R – Responses. How we respond to others’ perspectives and points (whether in reply to our questions or in the larger context of the group discussion) plays an important role in how others will respond to our perspectives and points. This includes not only the aforementioned tone and body language, but also the words that we use.
For instance, if someone has just recounted a difficult case study involving a patient who is suffering from a progressive and terminal disease, we would appear callous if we simply brushed off their points without acknowledging the significance of what they said.
“That’s a really important and difficult situation that you’ve shared. I share your concern with patient suffering. I wonder, though, if we could explore other mechanisms to control pain before moving to doctor assisted death? For instance, in this study I’ve been reviewing…”
In general, our responses should aim to show that we have heard and understood the points communicated and should point to any common ground that can be established.
“I appreciate your patient-centered approach.”
“I agree that we want to find ways to alleviate suffering.”
Another tool that can be helpful in responses is the use of reflective language. Reflective language refers to a practice of reflecting back to the speaker what we have heard him or her say.
“What I’m hearing you say is…”
This demonstrates that we have been listening and offers the speaker an opportunity to confirm or correct the understanding that we have of his or her perspective.
L – Language. Questions can be much more effective – both in terms of their comprehension as well as the avoidance unneeded defensiveness – when the language used in these questions is common to both parties. For instance, terms that are very familiar to a pro-life or religious audience, such as “culture of life,” “pro-abortion,” “sanctity of life,” may be misunderstood or have negative connotations to those with whom we are speaking. Instead, focusing on our common medical language may be more conducive to our questions and dialogue.
Overall, the resources provided on particular topics aim to encourage us to ask questions that invite discussion and thought. Paying attention to our tone, body language, responses, and language is important in supporting the efficacy of our questions and discussions.

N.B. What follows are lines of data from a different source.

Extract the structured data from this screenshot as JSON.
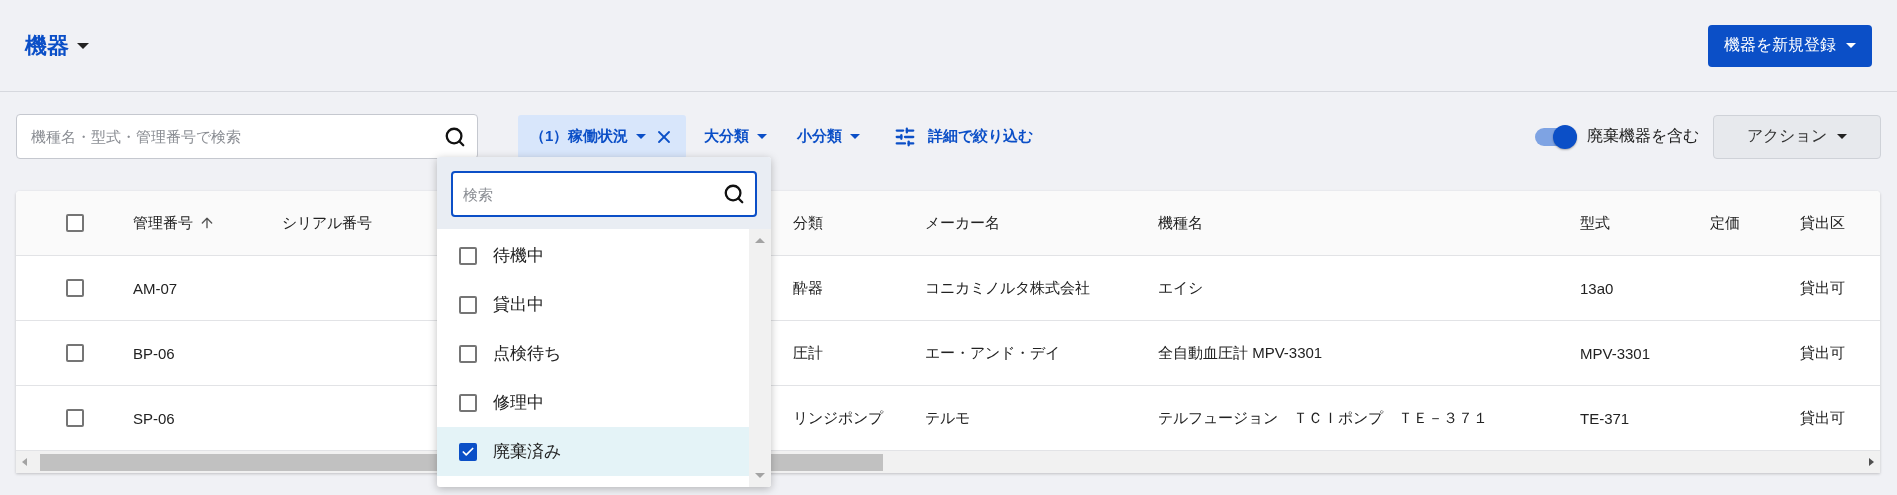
{
  "page_title": "機器",
  "new_button": "機器を新規登録",
  "search": {
    "placeholder": "機種名・型式・管理番号で検索"
  },
  "filters": [
    {
      "label": "（1）稼働状況",
      "active": true
    },
    {
      "label": "大分類",
      "active": false
    },
    {
      "label": "小分類",
      "active": false
    }
  ],
  "advanced_filter": "詳細で絞り込む",
  "include_discarded": {
    "label": "廃棄機器を含む",
    "on": true
  },
  "action_button": "アクション",
  "table": {
    "all_checked": false,
    "columns": [
      {
        "label": "管理番号",
        "sorted_ascending": true
      },
      {
        "label": "シリアル番号"
      },
      {
        "label": "分類"
      },
      {
        "label": "メーカー名"
      },
      {
        "label": "機種名"
      },
      {
        "label": "型式"
      },
      {
        "label": "定価"
      },
      {
        "label": "貸出区"
      }
    ],
    "rows": [
      {
        "checked": false,
        "management_number": "AM-07",
        "category": "酔器",
        "maker": "コニカミノルタ株式会社",
        "model_name": "エイシ",
        "model": "13a0",
        "loan": "貸出可"
      },
      {
        "checked": false,
        "management_number": "BP-06",
        "category": "圧計",
        "maker": "エー・アンド・デイ",
        "model_name": "全自動血圧計 MPV-3301",
        "model": "MPV-3301",
        "loan": "貸出可"
      },
      {
        "checked": false,
        "management_number": "SP-06",
        "category": "リンジポンプ",
        "maker": "テルモ",
        "model_name": "テルフュージョン　ＴＣＩポンプ　ＴＥ－３７１",
        "model": "TE-371",
        "loan": "貸出可"
      }
    ]
  },
  "status_dropdown": {
    "search_placeholder": "検索",
    "options": [
      {
        "label": "待機中",
        "checked": false
      },
      {
        "label": "貸出中",
        "checked": false
      },
      {
        "label": "点検待ち",
        "checked": false
      },
      {
        "label": "修理中",
        "checked": false
      },
      {
        "label": "廃棄済み",
        "checked": true
      }
    ]
  }
}
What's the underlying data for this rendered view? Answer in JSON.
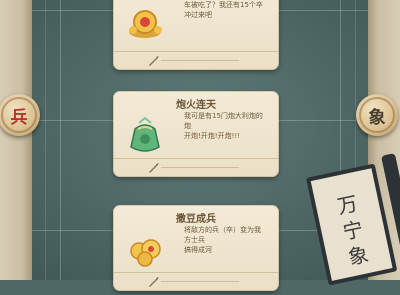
{
  "board": {
    "pieces": [
      {
        "label": "兵",
        "side": "red"
      },
      {
        "label": "象",
        "side": "dark"
      }
    ],
    "scroll_text": [
      "万",
      "宁",
      "象"
    ]
  },
  "cards": [
    {
      "title": "",
      "description": "车被吃了？我还有15个卒\n冲过来吧",
      "icon": "gold-treasure-icon"
    },
    {
      "title": "炮火连天",
      "description": "我可是有15门炮大利炮的炮\n开炮!开炮!开炮!!!",
      "icon": "green-bag-icon"
    },
    {
      "title": "撒豆成兵",
      "description": "将敌方的兵（卒）变为我方士兵\n搞得成河",
      "icon": "gold-coins-icon"
    }
  ],
  "colors": {
    "board": "#4f6866",
    "card": "#f1e7d2",
    "title_text": "#6b5638",
    "desc_text": "#6e5a3d",
    "piece_red": "#b6372c"
  }
}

Conclusion: A Few Words of Encouragement
Asking an effective question will, in many cases, cause people to consider our view as having some validity. While it’s not likely to change minds immediately, it can cause others to question their own position.
Discerning the time to speak and the time to stay silent is no doubt a challenge. There are times when it isn’t helpful to question a statement or to challenge a presumption. In the end, however, questioning a presenter, a lecturer, or a professor can, in and of itself, provide balance where there is not any.
Asking a question can elicit unintended responses, and we may find allies in the class just by having asked the question. In fact, this may bring about a positive outcome from a negative experience.
We are primarily responsible for our role in challenging the presumptions surrounding some of these ethical issues, not necessarily for successfully changing minds and hearts.
Remember, we will survive a flustered or embarrassing experience. But by seeking these opportunities, we will improve. We must take a moment to calm our nerves, and then we must go for it.
 Gray, Stephanie. 2015. Love Unleashes Life: Abortion and the Art of Communicating Truth. Life Cycle Books, Toronto ON, p. 11.